Every few months or so, a mainstream scientific magazine or journal will publish a mocking, derogatory article that asks why people still believe in the paranormal, UFOs, and conspiracies, or any other field of knowledge that hasn’t received the official sanction of the government, the media and the scientific priesthood. The writers of these articles - and their fawning sycophants in the comments sections - take great pleasure in asserting their intellectual superiority over those who don’t subscribe to the dictates of materialist science, which has become the new state religion.

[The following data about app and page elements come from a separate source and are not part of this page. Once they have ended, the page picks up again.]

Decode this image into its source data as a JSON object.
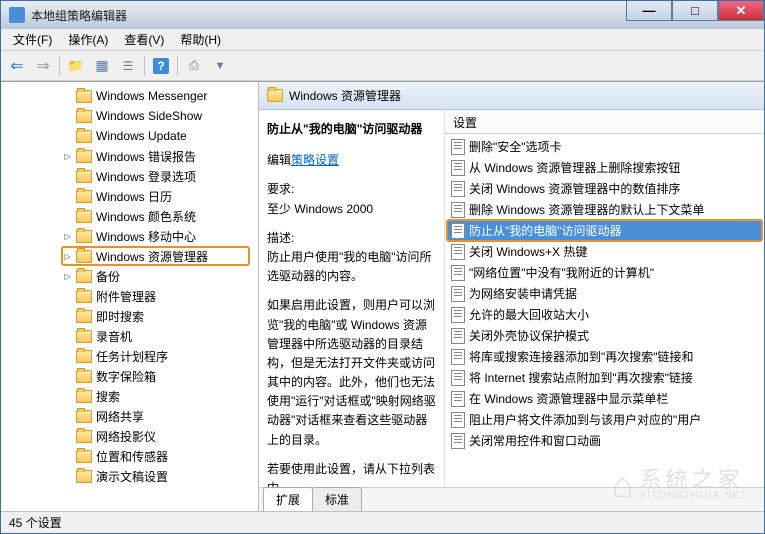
{
  "title": "本地组策略编辑器",
  "menus": {
    "file": "文件(F)",
    "action": "操作(A)",
    "view": "查看(V)",
    "help": "帮助(H)"
  },
  "tree": {
    "items": [
      {
        "label": "Windows Messenger",
        "expander": ""
      },
      {
        "label": "Windows SideShow",
        "expander": ""
      },
      {
        "label": "Windows Update",
        "expander": ""
      },
      {
        "label": "Windows 错误报告",
        "expander": "▷"
      },
      {
        "label": "Windows 登录选项",
        "expander": ""
      },
      {
        "label": "Windows 日历",
        "expander": ""
      },
      {
        "label": "Windows 颜色系统",
        "expander": ""
      },
      {
        "label": "Windows 移动中心",
        "expander": "▷"
      },
      {
        "label": "Windows 资源管理器",
        "expander": "▷",
        "selected": true
      },
      {
        "label": "备份",
        "expander": "▷"
      },
      {
        "label": "附件管理器",
        "expander": ""
      },
      {
        "label": "即时搜索",
        "expander": ""
      },
      {
        "label": "录音机",
        "expander": ""
      },
      {
        "label": "任务计划程序",
        "expander": ""
      },
      {
        "label": "数字保险箱",
        "expander": ""
      },
      {
        "label": "搜索",
        "expander": ""
      },
      {
        "label": "网络共享",
        "expander": ""
      },
      {
        "label": "网络投影仪",
        "expander": ""
      },
      {
        "label": "位置和传感器",
        "expander": ""
      },
      {
        "label": "演示文稿设置",
        "expander": ""
      }
    ]
  },
  "header_title": "Windows 资源管理器",
  "desc": {
    "title": "防止从\"我的电脑\"访问驱动器",
    "edit_prefix": "编辑",
    "edit_link": "策略设置",
    "req_label": "要求:",
    "req_text": "至少 Windows 2000",
    "desc_label": "描述:",
    "desc_text": "防止用户使用\"我的电脑\"访问所选驱动器的内容。",
    "p2": "如果启用此设置，则用户可以浏览\"我的电脑\"或 Windows 资源管理器中所选驱动器的目录结构，但是无法打开文件夹或访问其中的内容。此外，他们也无法使用\"运行\"对话框或\"映射网络驱动器\"对话框来查看这些驱动器上的目录。",
    "p3": "若要使用此设置，请从下拉列表中"
  },
  "settings_header": "设置",
  "settings": [
    "删除\"安全\"选项卡",
    "从 Windows 资源管理器上删除搜索按钮",
    "关闭 Windows 资源管理器中的数值排序",
    "删除 Windows 资源管理器的默认上下文菜单",
    "防止从\"我的电脑\"访问驱动器",
    "关闭 Windows+X 热键",
    "\"网络位置\"中没有\"我附近的计算机\"",
    "为网络安装申请凭据",
    "允许的最大回收站大小",
    "关闭外壳协议保护模式",
    "将库或搜索连接器添加到\"再次搜索\"链接和",
    "将 Internet 搜索站点附加到\"再次搜索\"链接",
    "在 Windows 资源管理器中显示菜单栏",
    "阻止用户将文件添加到与该用户对应的\"用户",
    "关闭常用控件和窗口动画"
  ],
  "settings_selected_index": 4,
  "tabs": {
    "extended": "扩展",
    "standard": "标准"
  },
  "status": "45 个设置",
  "watermark": {
    "cn": "系统之家",
    "en": "XITONGZHIJIA.NET"
  }
}
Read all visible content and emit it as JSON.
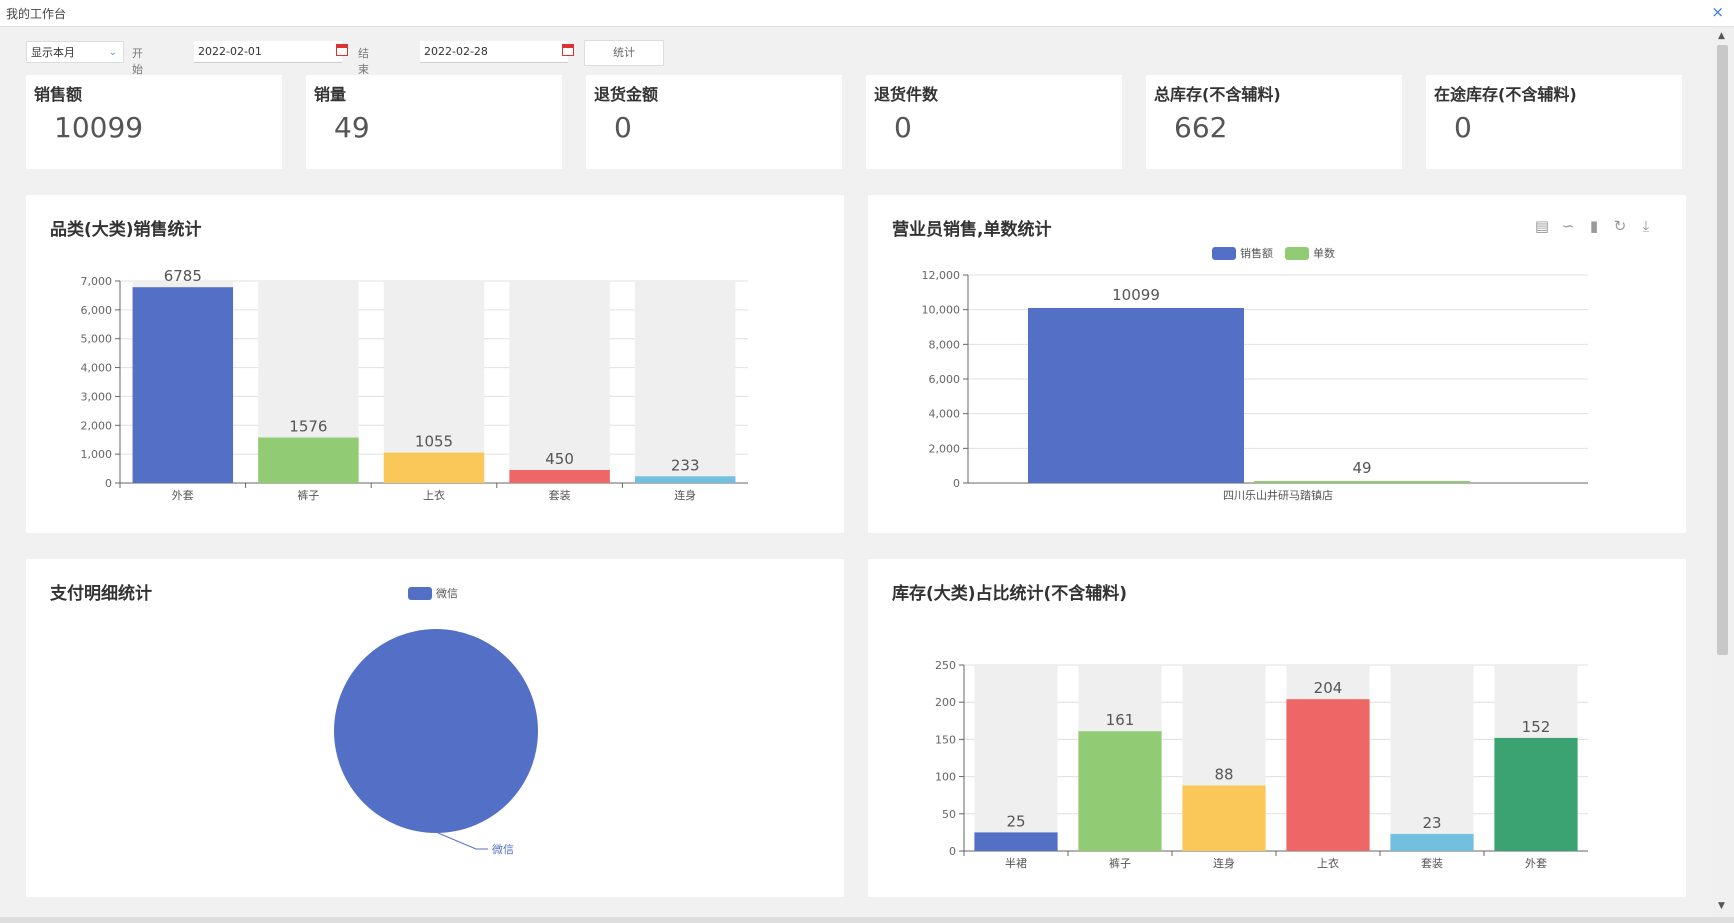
{
  "window": {
    "title": "我的工作台",
    "close": "×"
  },
  "filter": {
    "range": "显示本月",
    "start_label": "开始时间:",
    "start": "2022-02-01",
    "end_label": "结束时间:",
    "end": "2022-02-28",
    "button": "统计"
  },
  "kpis": [
    {
      "label": "销售额",
      "value": "10099"
    },
    {
      "label": "销量",
      "value": "49"
    },
    {
      "label": "退货金额",
      "value": "0"
    },
    {
      "label": "退货件数",
      "value": "0"
    },
    {
      "label": "总库存(不含辅料)",
      "value": "662"
    },
    {
      "label": "在途库存(不含辅料)",
      "value": "0"
    }
  ],
  "panels": {
    "category": {
      "title": "品类(大类)销售统计"
    },
    "salesman": {
      "title": "营业员销售,单数统计",
      "legend": [
        "销售额",
        "单数"
      ]
    },
    "payment": {
      "title": "支付明细统计",
      "legend": [
        "微信"
      ]
    },
    "stock": {
      "title": "库存(大类)占比统计(不含辅料)"
    }
  },
  "colors": {
    "blue": "#5470c6",
    "green": "#91cc75",
    "yellow": "#fac858",
    "red": "#ee6666",
    "cyan": "#73c0de",
    "teal": "#3ba272"
  },
  "chart_data": [
    {
      "type": "bar",
      "title": "品类(大类)销售统计",
      "categories": [
        "外套",
        "裤子",
        "上衣",
        "套装",
        "连身"
      ],
      "values": [
        6785,
        1576,
        1055,
        450,
        233
      ],
      "ylim": [
        0,
        7000
      ],
      "yticks": [
        "0",
        "1,000",
        "2,000",
        "3,000",
        "4,000",
        "5,000",
        "6,000",
        "7,000"
      ],
      "colors": [
        "#5470c6",
        "#91cc75",
        "#fac858",
        "#ee6666",
        "#73c0de"
      ]
    },
    {
      "type": "bar",
      "title": "营业员销售,单数统计",
      "categories": [
        "四川乐山井研马踏镇店"
      ],
      "series": [
        {
          "name": "销售额",
          "values": [
            10099
          ]
        },
        {
          "name": "单数",
          "values": [
            49
          ]
        }
      ],
      "ylim": [
        0,
        12000
      ],
      "yticks": [
        "0",
        "2,000",
        "4,000",
        "6,000",
        "8,000",
        "10,000",
        "12,000"
      ],
      "legend": "top-center"
    },
    {
      "type": "pie",
      "title": "支付明细统计",
      "labels": [
        "微信"
      ],
      "values": [
        100
      ],
      "legend": "top-center"
    },
    {
      "type": "bar",
      "title": "库存(大类)占比统计(不含辅料)",
      "categories": [
        "半裙",
        "裤子",
        "连身",
        "上衣",
        "套装",
        "外套"
      ],
      "values": [
        25,
        161,
        88,
        204,
        23,
        152
      ],
      "ylim": [
        0,
        250
      ],
      "yticks": [
        "0",
        "50",
        "100",
        "150",
        "200",
        "250"
      ],
      "colors": [
        "#5470c6",
        "#91cc75",
        "#fac858",
        "#ee6666",
        "#73c0de",
        "#3ba272"
      ]
    }
  ]
}
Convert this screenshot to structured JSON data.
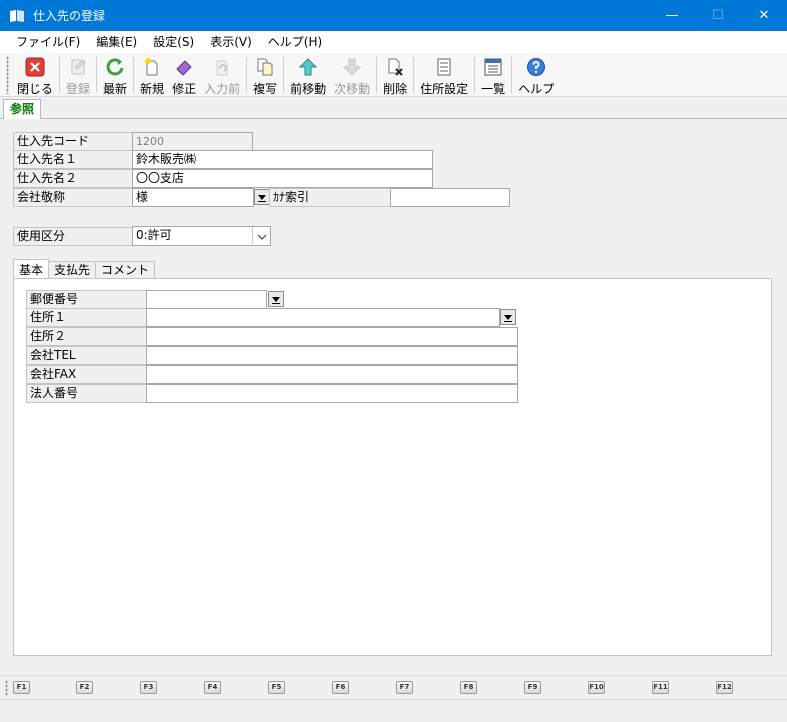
{
  "window": {
    "title": "仕入先の登録",
    "minimize": "—",
    "maximize": "☐",
    "close": "✕"
  },
  "menu": [
    "ファイル(F)",
    "編集(E)",
    "設定(S)",
    "表示(V)",
    "ヘルプ(H)"
  ],
  "toolbar": [
    {
      "label": "閉じる",
      "icon": "close-icon",
      "color": "#d9312b",
      "enabled": true
    },
    {
      "label": "登録",
      "icon": "save-icon",
      "color": "#7a7a7a",
      "enabled": false
    },
    {
      "label": "最新",
      "icon": "refresh-icon",
      "color": "#2e9a2e",
      "enabled": true
    },
    {
      "label": "新規",
      "icon": "new-document-icon",
      "color": "#e6b800",
      "enabled": true
    },
    {
      "label": "修正",
      "icon": "eraser-icon",
      "color": "#8a5cc4",
      "enabled": true
    },
    {
      "label": "入力前",
      "icon": "undo-icon",
      "color": "#7a7a7a",
      "enabled": false
    },
    {
      "label": "複写",
      "icon": "copy-icon",
      "color": "#e6a100",
      "enabled": true
    },
    {
      "label": "前移動",
      "icon": "arrow-up-icon",
      "color": "#2aa9a9",
      "enabled": true
    },
    {
      "label": "次移動",
      "icon": "arrow-down-icon",
      "color": "#7a7a7a",
      "enabled": false
    },
    {
      "label": "削除",
      "icon": "delete-document-icon",
      "color": "#333333",
      "enabled": true
    },
    {
      "label": "住所設定",
      "icon": "checklist-icon",
      "color": "#555555",
      "enabled": true
    },
    {
      "label": "一覧",
      "icon": "list-window-icon",
      "color": "#3a6fb0",
      "enabled": true
    },
    {
      "label": "ヘルプ",
      "icon": "help-icon",
      "color": "#2b6cc4",
      "enabled": true
    }
  ],
  "mode_tab": "参照",
  "form": {
    "code_label": "仕入先コード",
    "code_value": "1200",
    "name1_label": "仕入先名１",
    "name1_value": "鈴木販売㈱",
    "name2_label": "仕入先名２",
    "name2_value": "〇〇支店",
    "honorific_label": "会社敬称",
    "honorific_value": "様",
    "kana_label": "ｶﾅ索引",
    "kana_value": "",
    "usage_label": "使用区分",
    "usage_value": "0:許可"
  },
  "tabs": [
    "基本",
    "支払先",
    "コメント"
  ],
  "basic": [
    {
      "label": "郵便番号",
      "value": ""
    },
    {
      "label": "住所１",
      "value": ""
    },
    {
      "label": "住所２",
      "value": ""
    },
    {
      "label": "会社TEL",
      "value": ""
    },
    {
      "label": "会社FAX",
      "value": ""
    },
    {
      "label": "法人番号",
      "value": ""
    }
  ],
  "fkeys": [
    "F1",
    "F2",
    "F3",
    "F4",
    "F5",
    "F6",
    "F7",
    "F8",
    "F9",
    "F10",
    "F11",
    "F12"
  ]
}
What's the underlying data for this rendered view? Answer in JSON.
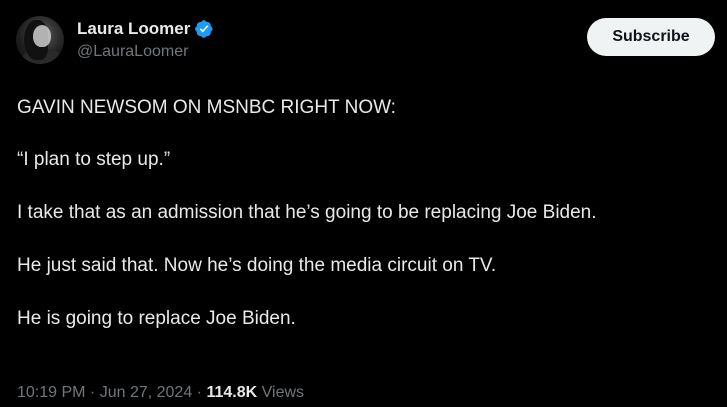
{
  "author": {
    "display_name": "Laura Loomer",
    "handle": "@LauraLoomer",
    "verified_color": "#1d9bf0"
  },
  "actions": {
    "subscribe_label": "Subscribe"
  },
  "tweet": {
    "paragraphs": [
      "GAVIN NEWSOM ON MSNBC RIGHT NOW:",
      "“I plan to step up.”",
      "I take that as an admission that he’s going to be replacing Joe Biden.",
      "He just said that. Now he’s doing the media circuit on TV.",
      "He is going to replace Joe Biden."
    ]
  },
  "meta": {
    "time": "10:19 PM",
    "separator": " · ",
    "date": "Jun 27, 2024",
    "views_count": "114.8K",
    "views_label": "Views"
  },
  "colors": {
    "background": "#000000",
    "text_primary": "#e7e9ea",
    "text_secondary": "#71767b",
    "button_bg": "#eff3f4"
  }
}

These days the popular strategy among academics is to psychologize interest in the paranormal. In other words, to dismiss it as the fevered speculations of those who are too narcissistic and delusional to realize they need therapy, and pronto.
A good example of this is a study discussed in a recent edition of Scientific American, which was spnsored by a pair of psychologists at the University of Toulouse in France. In this case that’s ‘Toulouse’ as in ‘too loose with the truth’ and ‘too loose with the facts.’
These two geniuses set out to prove their thesis that believers in the paranormal were more likely to be “intuitive” thinkers, while skeptics and non-believers could be placed in the “reflective” category. In fact every single human being relies on both reflection and intuition, but these jokers wanted to show that people who leaned intuitive were prone to conclusion jumping.
And to no one’s surprise they accomplished their mission. They found study participants who accepted vague horoscopes and rigged laboratory test for ESP as genuine tested out as intuitive rather than reflective. And naturally the opposite was true for skeptics. Based on this, we are supposed to conclude that paranormal beliefs are always false and should be abandoned for all time. Anyone who refuses to do so is clearly a dolt and beneath contempt.
But research like this tell us absolutely nothing about the ideas of paranormal researchers who’ve collected mountains of data to support their hypotheses, basing their advocacy on numerous scientific studies, tons of eyewitness testimony, ample film and audio evidence and their own personal experiences. Nor does it tell us anything about those of us who take the paranormal seriously precisely because they are aware of this evidence – which includes the majority of paranormal aficionados.
Paranormal Enthusiasts to Materialist Scientists: “Psychologize This!”
The psychologizing of belief in the paranormal is lame and logically incoherent. If we are going to dismiss people’s beliefs based on psychological tendencies we should hold everyone to the same standard, including debunkers and skeptics whose egos prevent them from acknowledging the limitations of their understanding.
The paranormal has more than its share of flakes and crazies. But so does establishment science (we’re looking at you, Richard Dawkins), along with every other ideology or interest group known to man. Our views on reality may open or close our minds to controversial subject matter, but that is a trivial observation that does little to help us separate truth from fiction.